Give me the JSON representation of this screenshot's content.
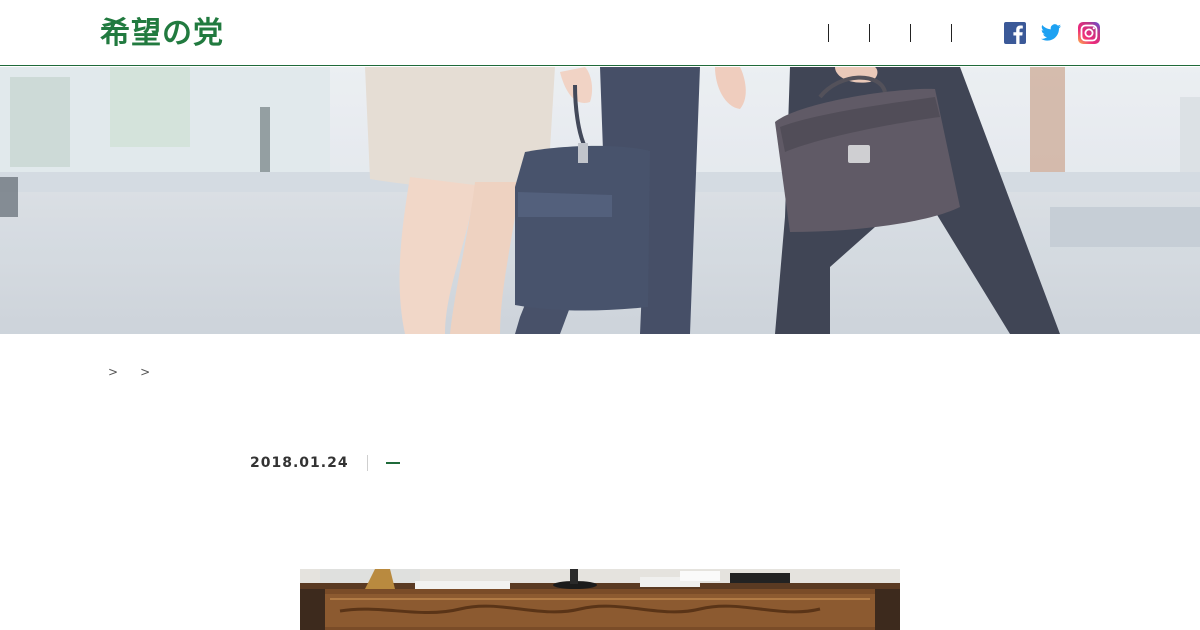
{
  "header": {
    "logo_text": "希望の党",
    "nav_items": [
      "",
      "",
      "",
      ""
    ],
    "social": [
      {
        "icon": "facebook-icon",
        "color": "#3b5998"
      },
      {
        "icon": "twitter-icon",
        "color": "#1da1f2"
      },
      {
        "icon": "instagram-icon",
        "color": "#c13584"
      }
    ]
  },
  "breadcrumb": {
    "items": [
      "",
      ""
    ],
    "current": ""
  },
  "article": {
    "date": "2018.01.24",
    "category": "",
    "title": ""
  },
  "colors": {
    "brand_green": "#2a8a4c",
    "header_border": "#1f6a3a"
  }
}
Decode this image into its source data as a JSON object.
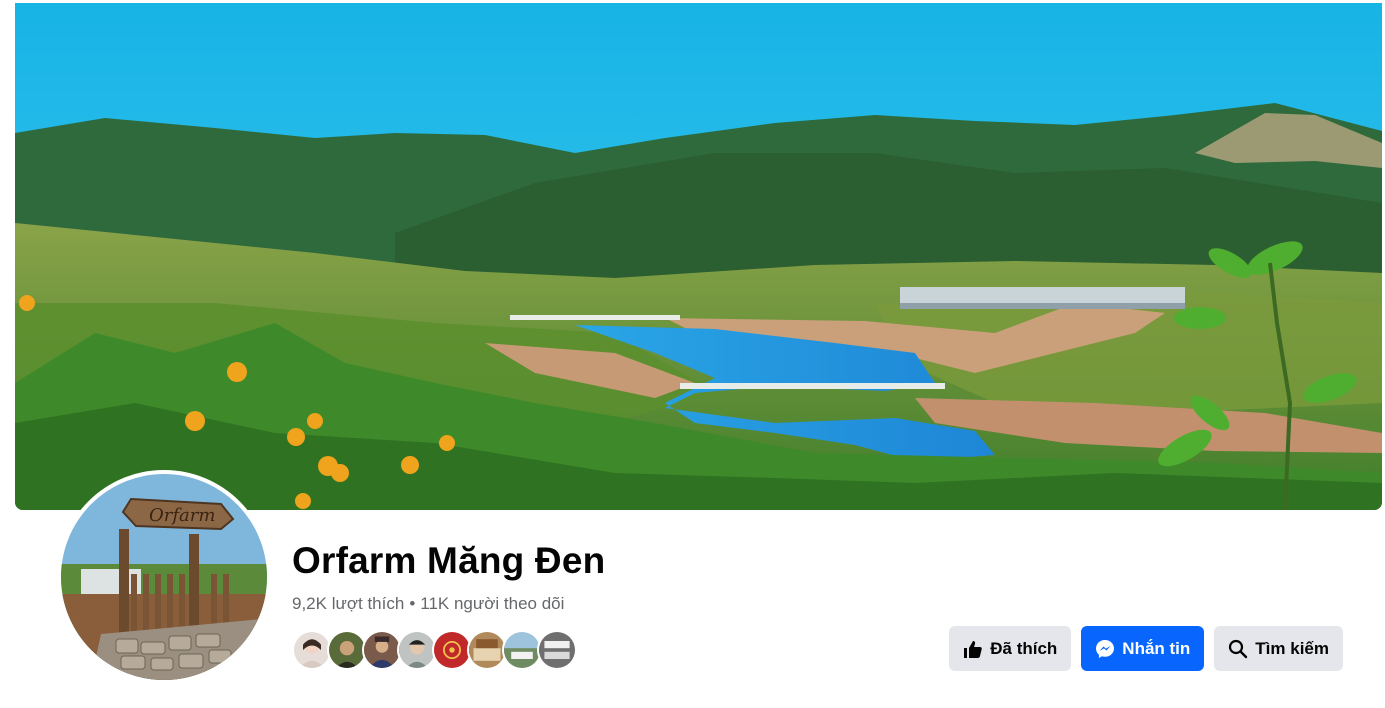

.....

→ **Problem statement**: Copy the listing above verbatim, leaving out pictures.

→ **Result below**:
Give me the JSON representation of this screenshot's content.
{
  "header": {
    "logo_text": "希望の党",
    "nav_items": [
      "",
      "",
      "",
      ""
    ],
    "social": [
      {
        "icon": "facebook-icon",
        "color": "#3b5998"
      },
      {
        "icon": "twitter-icon",
        "color": "#1da1f2"
      },
      {
        "icon": "instagram-icon",
        "color": "#c13584"
      }
    ]
  },
  "breadcrumb": {
    "items": [
      "",
      ""
    ],
    "current": ""
  },
  "article": {
    "date": "2018.01.24",
    "category": "",
    "title": ""
  },
  "colors": {
    "brand_green": "#2a8a4c",
    "header_border": "#1f6a3a"
  }
}
Decode this image into its source data as a JSON object.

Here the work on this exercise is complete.